IT MIGHT be a year before conjoined twins Recall and Ricardo are separated following setbacks in the Ricardo’s health, which has seen the babies going into theatre at least four times since they were born.

The boys turn four months this week, and initial assessments at Steve Biko Academic Hospital where they were admitted the day after they were born had projected surgery for when they turned six months old or soon after.

The boys were born joined at the pelvis, sharing a large bowel, one genital organ, urethra and hip bones, and as a result can only lie in one position, with their heads positioned at opposite ends of each other.

They were born naturally at an Mpumalanga hospital to 18-year-old mother Bongi Sibuyi who had not known she was carrying conjoined twins.

The babies were taken to Steve Biko a day later where they underwent tests, scans and X-Rays, and after close monitoring, medical experts determined that a separation was possible.

Yesterday a doctor in the team that monitors and treats the babies said they were doing well despite being rushed to theatre and being detained in the intensive care unit of the paediatric ward last month.

She said: “Twin B (Ricardo) developed bowel problems and caught an infection, so we rushed him into theatre and after that on to a ventilator in the ICU for recovery.”

Ricardo is recovering well and he and his brother can already give a half smile.
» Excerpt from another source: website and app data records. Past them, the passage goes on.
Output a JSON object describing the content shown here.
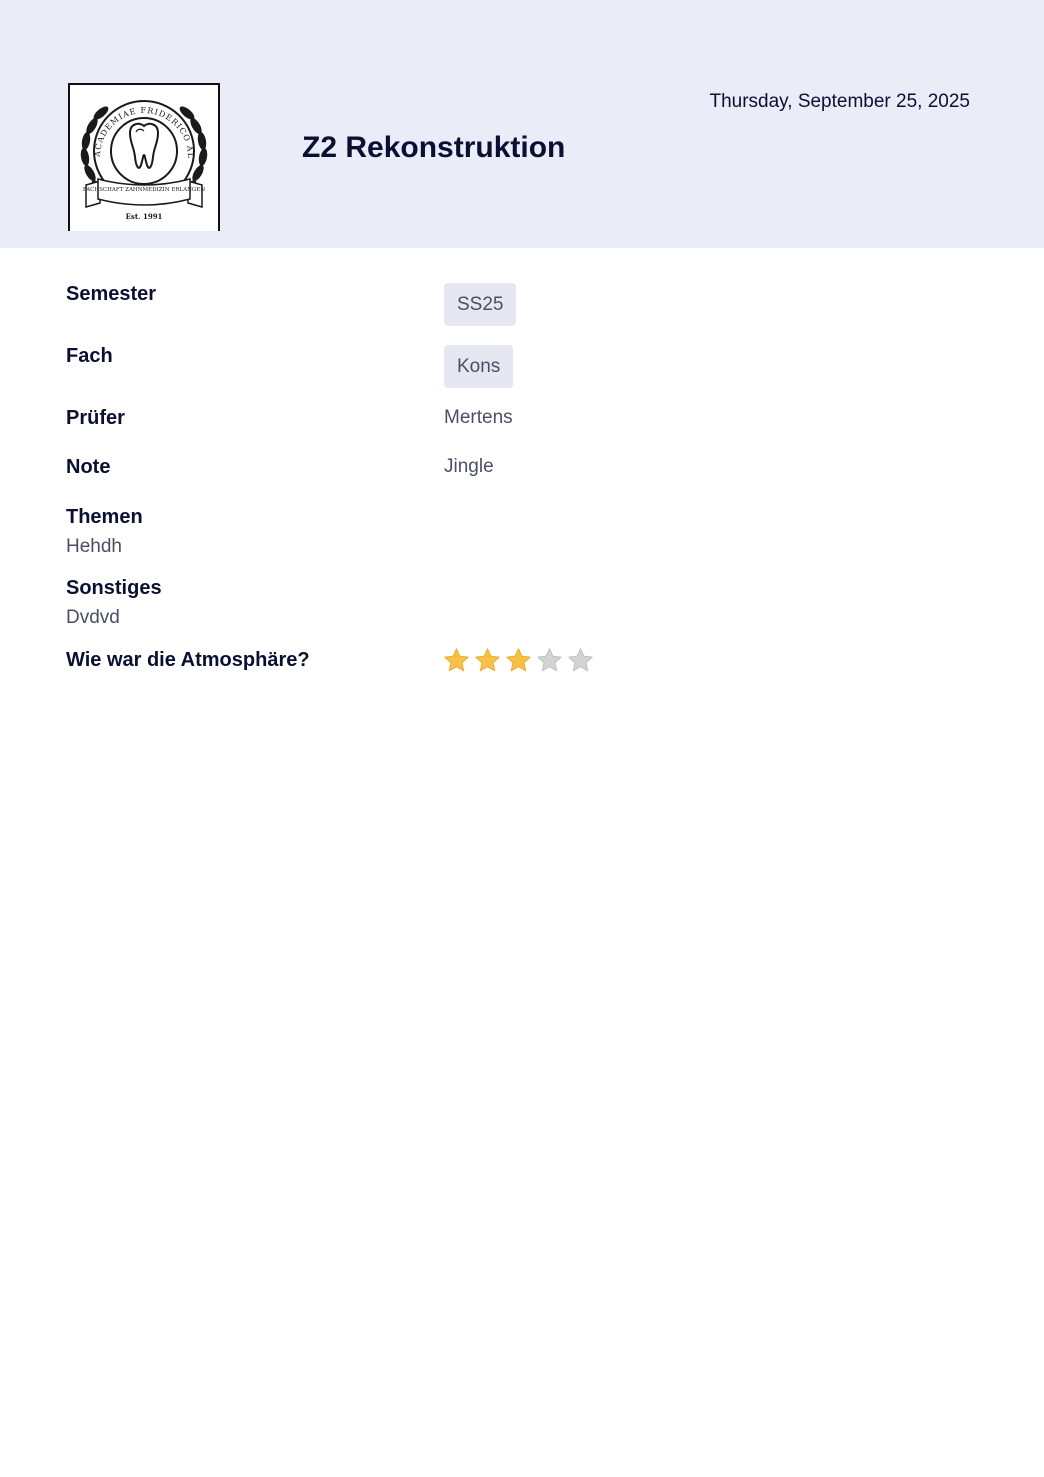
{
  "header": {
    "title": "Z2 Rekonstruktion",
    "date": "Thursday, September 25, 2025",
    "logo": {
      "icon": "tooth-seal-logo",
      "text_top": "ACADEMIAE FRIDERICO ALEXANDRINAE",
      "text_banner": "FACHSCHAFT ZAHNMEDIZIN ERLANGEN",
      "text_est": "Est. 1991"
    }
  },
  "fields": {
    "semester": {
      "label": "Semester",
      "value": "SS25"
    },
    "fach": {
      "label": "Fach",
      "value": "Kons"
    },
    "pruefer": {
      "label": "Prüfer",
      "value": "Mertens"
    },
    "note": {
      "label": "Note",
      "value": "Jingle"
    },
    "themen": {
      "label": "Themen",
      "value": "Hehdh"
    },
    "sonstiges": {
      "label": "Sonstiges",
      "value": "Dvdvd"
    },
    "atmosphaere": {
      "label": "Wie war die Atmosphäre?",
      "rating": 3,
      "max": 5
    }
  },
  "colors": {
    "header_bg": "#eaecf8",
    "star_filled": "#f7c046",
    "star_empty": "#d3d3d3",
    "label_text": "#0b1033",
    "value_text": "#4a5063"
  }
}
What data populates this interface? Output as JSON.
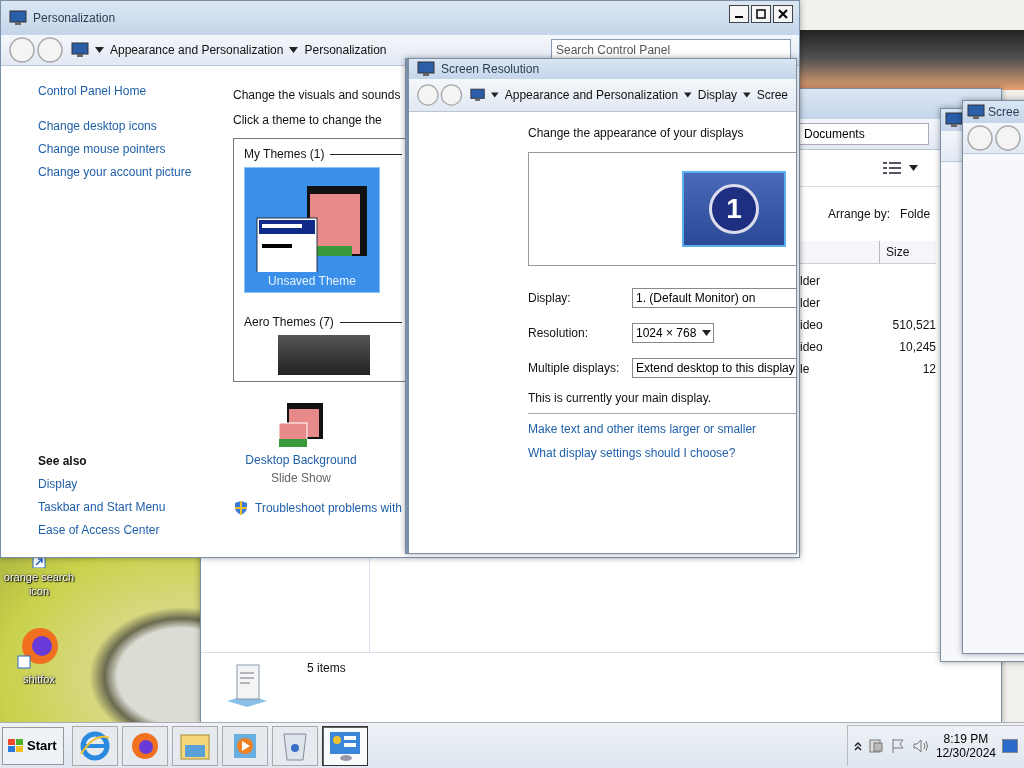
{
  "desktop_icons": [
    {
      "label": "orange search icon",
      "kind": "shortcut"
    },
    {
      "label": "shitfox",
      "kind": "browser"
    }
  ],
  "explorer": {
    "address": "Documents",
    "arrange_label": "Arrange by:",
    "arrange_value": "Folde",
    "size_column": "Size",
    "rows": [
      {
        "type": "lder",
        "size": ""
      },
      {
        "type": "lder",
        "size": ""
      },
      {
        "type": "ideo",
        "size": "510,521"
      },
      {
        "type": "ideo",
        "size": "10,245"
      },
      {
        "type": "le",
        "size": "12"
      }
    ],
    "status": "5 items"
  },
  "side_windows": [
    {
      "kind": "plain"
    },
    {
      "kind": "nav",
      "title": "Scree"
    }
  ],
  "personalization": {
    "title": "Personalization",
    "breadcrumb": [
      "Appearance and Personalization",
      "Personalization"
    ],
    "search_placeholder": "Search Control Panel",
    "sidebar_links": [
      "Control Panel Home",
      "Change desktop icons",
      "Change mouse pointers",
      "Change your account picture"
    ],
    "see_also": {
      "heading": "See also",
      "links": [
        "Display",
        "Taskbar and Start Menu",
        "Ease of Access Center"
      ]
    },
    "intro": [
      "Change the visuals and sounds",
      "Click a theme to change the"
    ],
    "theme_groups": [
      {
        "heading": "My Themes (1)",
        "themes": [
          {
            "label": "Unsaved Theme",
            "selected": true
          }
        ]
      },
      {
        "heading": "Aero Themes (7)",
        "themes": [
          {
            "selected": false
          }
        ]
      }
    ],
    "settings": [
      {
        "label": "Desktop Background",
        "sub": "Slide Show"
      }
    ],
    "troubleshoot": "Troubleshoot problems with"
  },
  "screen_resolution": {
    "title": "Screen Resolution",
    "breadcrumb": [
      "Appearance and Personalization",
      "Display",
      "Scree"
    ],
    "heading": "Change the appearance of your displays",
    "monitor_number": "1",
    "fields": [
      {
        "label": "Display:",
        "value": "1. (Default Monitor) on",
        "kind": "text"
      },
      {
        "label": "Resolution:",
        "value": "1024 × 768",
        "kind": "dropdown"
      },
      {
        "label": "Multiple displays:",
        "value": "Extend desktop to this display",
        "kind": "text"
      }
    ],
    "note": "This is currently your main display.",
    "links": [
      "Make text and other items larger or smaller",
      "What display settings should I choose?"
    ]
  },
  "taskbar": {
    "start": "Start",
    "apps": [
      {
        "kind": "ie",
        "selected": false
      },
      {
        "kind": "firefox",
        "selected": false
      },
      {
        "kind": "explorer",
        "selected": false
      },
      {
        "kind": "media",
        "selected": false
      },
      {
        "kind": "recycle",
        "selected": false
      },
      {
        "kind": "control",
        "selected": true
      }
    ],
    "time": "8:19 PM",
    "date": "12/30/2024"
  }
}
A team of occupational health workers is working with them to help develop their fine motor skills and they could recognise people, said the doctor.

The surgery has been put off until they gain sufficient weight. Surgery will follow a process to stretch their skin until its surface is big enough to cover the babies after the operation.
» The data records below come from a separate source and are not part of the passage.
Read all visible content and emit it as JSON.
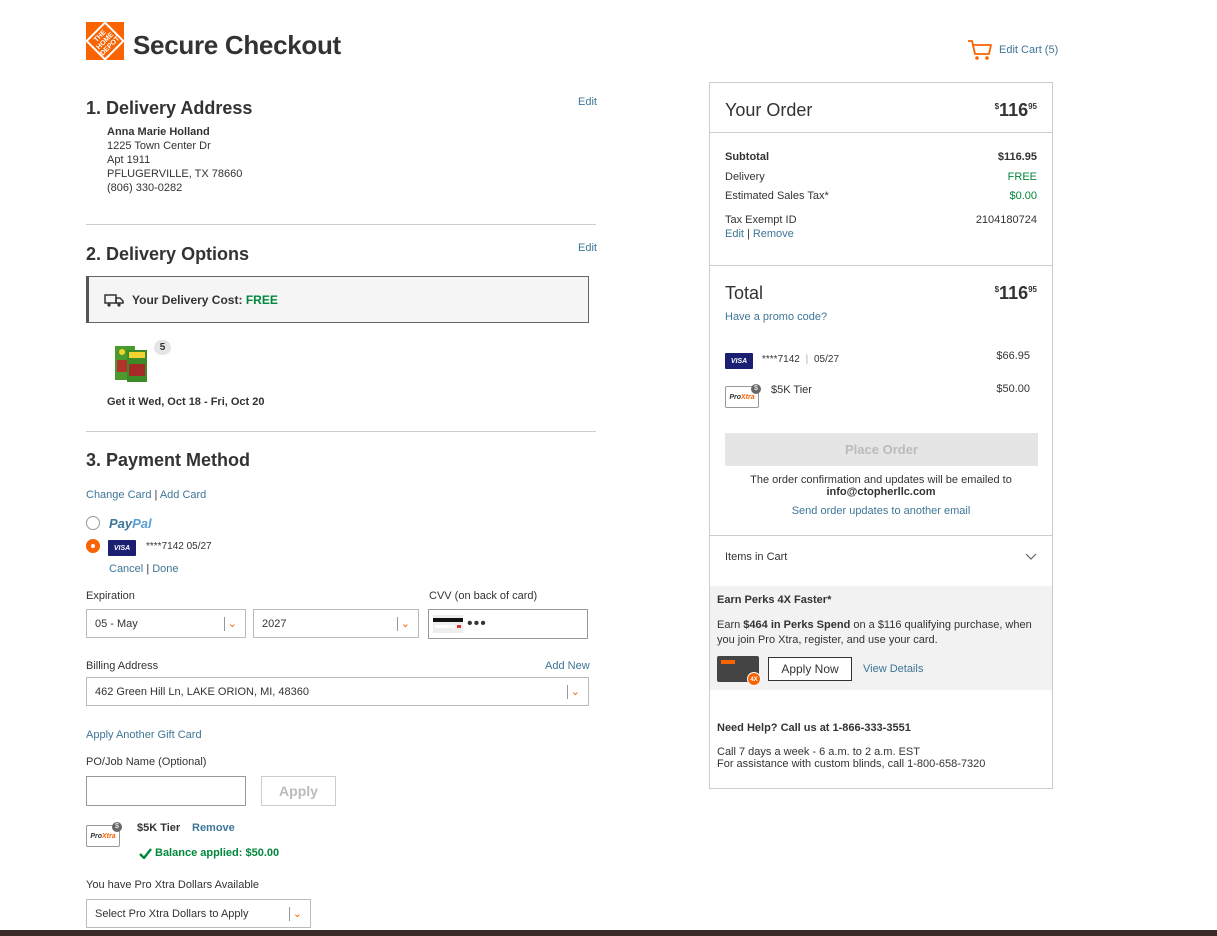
{
  "header": {
    "logo_text": "THE HOME DEPOT",
    "title": "Secure Checkout",
    "edit_cart": "Edit Cart",
    "cart_count": "(5)"
  },
  "delivery_address": {
    "heading": "1. Delivery Address",
    "edit": "Edit",
    "name": "Anna Marie Holland",
    "line1": "1225 Town Center Dr",
    "line2": "Apt 1911",
    "city": "PFLUGERVILLE, TX 78660",
    "phone": "(806) 330-0282"
  },
  "delivery_options": {
    "heading": "2. Delivery Options",
    "edit": "Edit",
    "cost_label": "Your Delivery Cost:",
    "cost_value": "FREE",
    "quantity": "5",
    "get_it": "Get it Wed, Oct 18 - Fri, Oct 20"
  },
  "payment": {
    "heading": "3. Payment Method",
    "change_card": "Change Card",
    "add_card": "Add Card",
    "sep": "|",
    "paypal_a": "Pay",
    "paypal_b": "Pal",
    "visa": "VISA",
    "card_mask": "****7142",
    "card_exp": "05/27",
    "cancel": "Cancel",
    "done": "Done",
    "expiration_label": "Expiration",
    "exp_month": "05 - May",
    "exp_year": "2027",
    "cvv_label": "CVV (on back of card)",
    "cvv_dots": "•••",
    "billing_label": "Billing Address",
    "add_new": "Add New",
    "billing_value": "462 Green Hill Ln, LAKE ORION, MI, 48360",
    "gift_card": "Apply Another Gift Card",
    "po_label": "PO/Job Name (Optional)",
    "apply": "Apply",
    "proxtra_a": "Pro",
    "proxtra_b": "Xtra",
    "tier": "$5K Tier",
    "remove": "Remove",
    "balance": "Balance applied: $50.00",
    "pro_dollars_label": "You have Pro Xtra Dollars Available",
    "pro_dollars_select": "Select Pro Xtra Dollars to Apply"
  },
  "order": {
    "heading": "Your Order",
    "total_dollars": "116",
    "total_cents": "95",
    "currency": "$",
    "subtotal_label": "Subtotal",
    "subtotal_value": "$116.95",
    "delivery_label": "Delivery",
    "delivery_value": "FREE",
    "tax_label": "Estimated Sales Tax*",
    "tax_value": "$0.00",
    "tax_exempt_label": "Tax Exempt ID",
    "tax_exempt_value": "2104180724",
    "edit": "Edit",
    "remove": "Remove",
    "total_label": "Total",
    "promo": "Have a promo code?",
    "visa": "VISA",
    "card_mask": "****7142",
    "card_exp": "05/27",
    "card_amount": "$66.95",
    "tier": "$5K Tier",
    "tier_amount": "$50.00",
    "place_order": "Place Order",
    "email_note": "The order confirmation and updates will be emailed to",
    "email": "info@ctopherllc.com",
    "send_updates": "Send order updates to another email",
    "items_in_cart": "Items in Cart",
    "perks_title": "Earn Perks 4X Faster*",
    "perks_text_1": "Earn ",
    "perks_bold": "$464 in Perks Spend",
    "perks_text_2": " on a $116 qualifying purchase, when you join Pro Xtra, register, and use your card.",
    "apply_now": "Apply Now",
    "view_details": "View Details",
    "fourx": "4X",
    "help_title": "Need Help? Call us at 1-866-333-3551",
    "help_line1": "Call 7 days a week - 6 a.m. to 2 a.m. EST",
    "help_line2": "For assistance with custom blinds, call 1-800-658-7320"
  },
  "colors": {
    "brand": "#f96302",
    "link": "#3e7697",
    "free": "#00873c",
    "visa": "#1a1f71"
  }
}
The team for the major procedure to separate them is to include paediatric surgeons, urologists, plastic surgeons and orthopaedic surgeons.

A team of paediatric surgeons is keeping an eye on them.